GIVEN ENTRIES Start Marker
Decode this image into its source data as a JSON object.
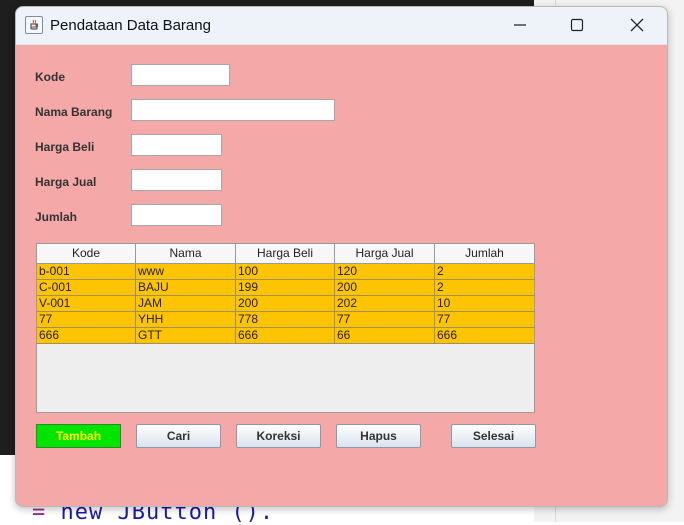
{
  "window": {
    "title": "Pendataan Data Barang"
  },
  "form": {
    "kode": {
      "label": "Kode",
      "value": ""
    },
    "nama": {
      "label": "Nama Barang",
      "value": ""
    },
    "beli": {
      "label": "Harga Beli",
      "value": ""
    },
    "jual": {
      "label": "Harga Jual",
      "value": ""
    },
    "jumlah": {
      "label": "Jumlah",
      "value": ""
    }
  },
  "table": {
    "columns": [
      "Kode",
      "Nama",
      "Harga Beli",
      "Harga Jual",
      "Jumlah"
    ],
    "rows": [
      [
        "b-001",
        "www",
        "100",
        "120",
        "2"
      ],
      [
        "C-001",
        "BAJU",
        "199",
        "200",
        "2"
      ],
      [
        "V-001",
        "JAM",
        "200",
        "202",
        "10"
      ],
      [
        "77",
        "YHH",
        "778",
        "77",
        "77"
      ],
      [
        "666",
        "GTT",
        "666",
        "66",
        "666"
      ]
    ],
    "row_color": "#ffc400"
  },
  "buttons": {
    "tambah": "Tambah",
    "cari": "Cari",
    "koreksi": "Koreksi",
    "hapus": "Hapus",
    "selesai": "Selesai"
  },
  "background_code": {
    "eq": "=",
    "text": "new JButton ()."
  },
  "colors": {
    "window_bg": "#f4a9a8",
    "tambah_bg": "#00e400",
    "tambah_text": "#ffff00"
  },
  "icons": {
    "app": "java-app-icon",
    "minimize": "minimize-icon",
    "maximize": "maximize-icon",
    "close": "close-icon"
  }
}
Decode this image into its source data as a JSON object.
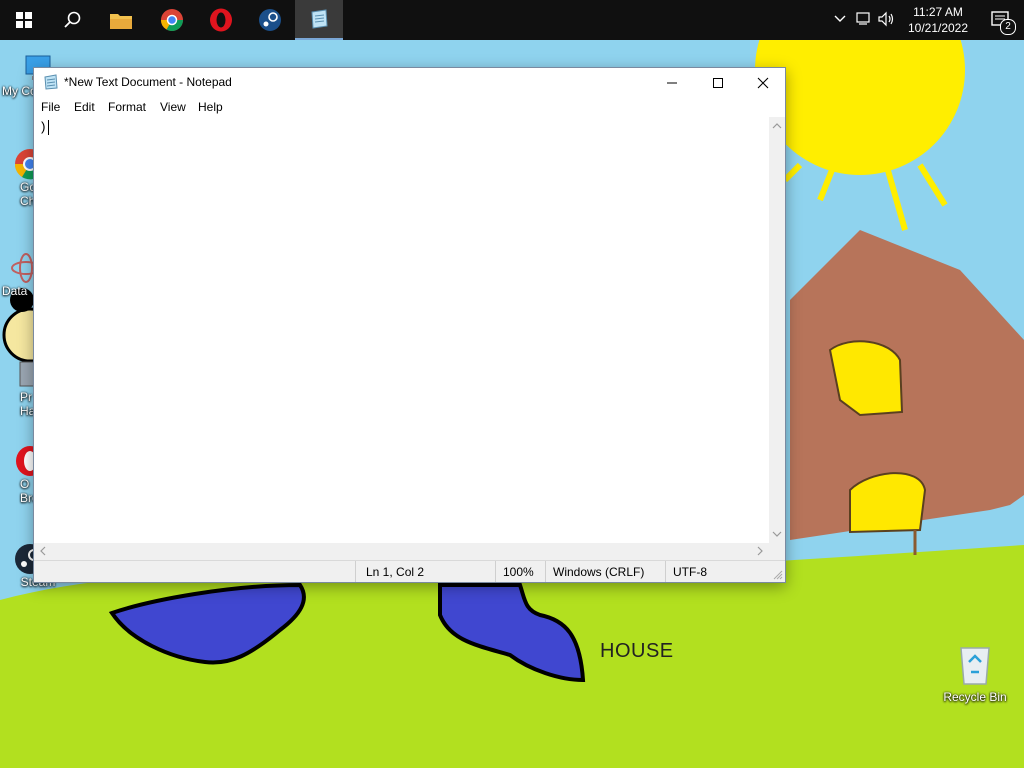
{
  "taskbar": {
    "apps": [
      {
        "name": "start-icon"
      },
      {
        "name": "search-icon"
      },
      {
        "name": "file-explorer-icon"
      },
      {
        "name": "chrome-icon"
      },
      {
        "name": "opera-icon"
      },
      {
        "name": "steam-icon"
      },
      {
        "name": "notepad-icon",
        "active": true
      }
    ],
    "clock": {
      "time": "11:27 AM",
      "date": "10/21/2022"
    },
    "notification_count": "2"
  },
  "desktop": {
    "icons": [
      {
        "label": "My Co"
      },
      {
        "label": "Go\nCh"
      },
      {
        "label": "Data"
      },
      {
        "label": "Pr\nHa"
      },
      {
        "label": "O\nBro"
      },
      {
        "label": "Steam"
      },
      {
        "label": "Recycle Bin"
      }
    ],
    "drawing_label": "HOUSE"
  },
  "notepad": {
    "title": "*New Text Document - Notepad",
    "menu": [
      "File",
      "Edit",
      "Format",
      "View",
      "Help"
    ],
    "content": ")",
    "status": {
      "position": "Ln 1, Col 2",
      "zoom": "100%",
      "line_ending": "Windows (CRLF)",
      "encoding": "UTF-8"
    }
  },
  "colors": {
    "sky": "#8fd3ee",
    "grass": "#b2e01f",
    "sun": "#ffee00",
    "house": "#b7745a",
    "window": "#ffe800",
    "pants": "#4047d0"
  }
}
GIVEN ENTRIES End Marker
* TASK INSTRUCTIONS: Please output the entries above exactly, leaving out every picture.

* ANSWER TO THIS EXERCISE:
Decode this image into its source data as a JSON object.
{
  "window": {
    "title": "Pendataan Data Barang"
  },
  "form": {
    "kode": {
      "label": "Kode",
      "value": ""
    },
    "nama": {
      "label": "Nama Barang",
      "value": ""
    },
    "beli": {
      "label": "Harga Beli",
      "value": ""
    },
    "jual": {
      "label": "Harga Jual",
      "value": ""
    },
    "jumlah": {
      "label": "Jumlah",
      "value": ""
    }
  },
  "table": {
    "columns": [
      "Kode",
      "Nama",
      "Harga Beli",
      "Harga Jual",
      "Jumlah"
    ],
    "rows": [
      [
        "b-001",
        "www",
        "100",
        "120",
        "2"
      ],
      [
        "C-001",
        "BAJU",
        "199",
        "200",
        "2"
      ],
      [
        "V-001",
        "JAM",
        "200",
        "202",
        "10"
      ],
      [
        "77",
        "YHH",
        "778",
        "77",
        "77"
      ],
      [
        "666",
        "GTT",
        "666",
        "66",
        "666"
      ]
    ],
    "row_color": "#ffc400"
  },
  "buttons": {
    "tambah": "Tambah",
    "cari": "Cari",
    "koreksi": "Koreksi",
    "hapus": "Hapus",
    "selesai": "Selesai"
  },
  "background_code": {
    "eq": "=",
    "text": "new JButton ()."
  },
  "colors": {
    "window_bg": "#f4a9a8",
    "tambah_bg": "#00e400",
    "tambah_text": "#ffff00"
  },
  "icons": {
    "app": "java-app-icon",
    "minimize": "minimize-icon",
    "maximize": "maximize-icon",
    "close": "close-icon"
  }
}
Decode this image into its source data as a JSON object.
{
  "taskbar": {
    "apps": [
      {
        "name": "start-icon"
      },
      {
        "name": "search-icon"
      },
      {
        "name": "file-explorer-icon"
      },
      {
        "name": "chrome-icon"
      },
      {
        "name": "opera-icon"
      },
      {
        "name": "steam-icon"
      },
      {
        "name": "notepad-icon",
        "active": true
      }
    ],
    "clock": {
      "time": "11:27 AM",
      "date": "10/21/2022"
    },
    "notification_count": "2"
  },
  "desktop": {
    "icons": [
      {
        "label": "My Co"
      },
      {
        "label": "Go\nCh"
      },
      {
        "label": "Data"
      },
      {
        "label": "Pr\nHa"
      },
      {
        "label": "O\nBro"
      },
      {
        "label": "Steam"
      },
      {
        "label": "Recycle Bin"
      }
    ],
    "drawing_label": "HOUSE"
  },
  "notepad": {
    "title": "*New Text Document - Notepad",
    "menu": [
      "File",
      "Edit",
      "Format",
      "View",
      "Help"
    ],
    "content": ")",
    "status": {
      "position": "Ln 1, Col 2",
      "zoom": "100%",
      "line_ending": "Windows (CRLF)",
      "encoding": "UTF-8"
    }
  },
  "colors": {
    "sky": "#8fd3ee",
    "grass": "#b2e01f",
    "sun": "#ffee00",
    "house": "#b7745a",
    "window": "#ffe800",
    "pants": "#4047d0"
  }
}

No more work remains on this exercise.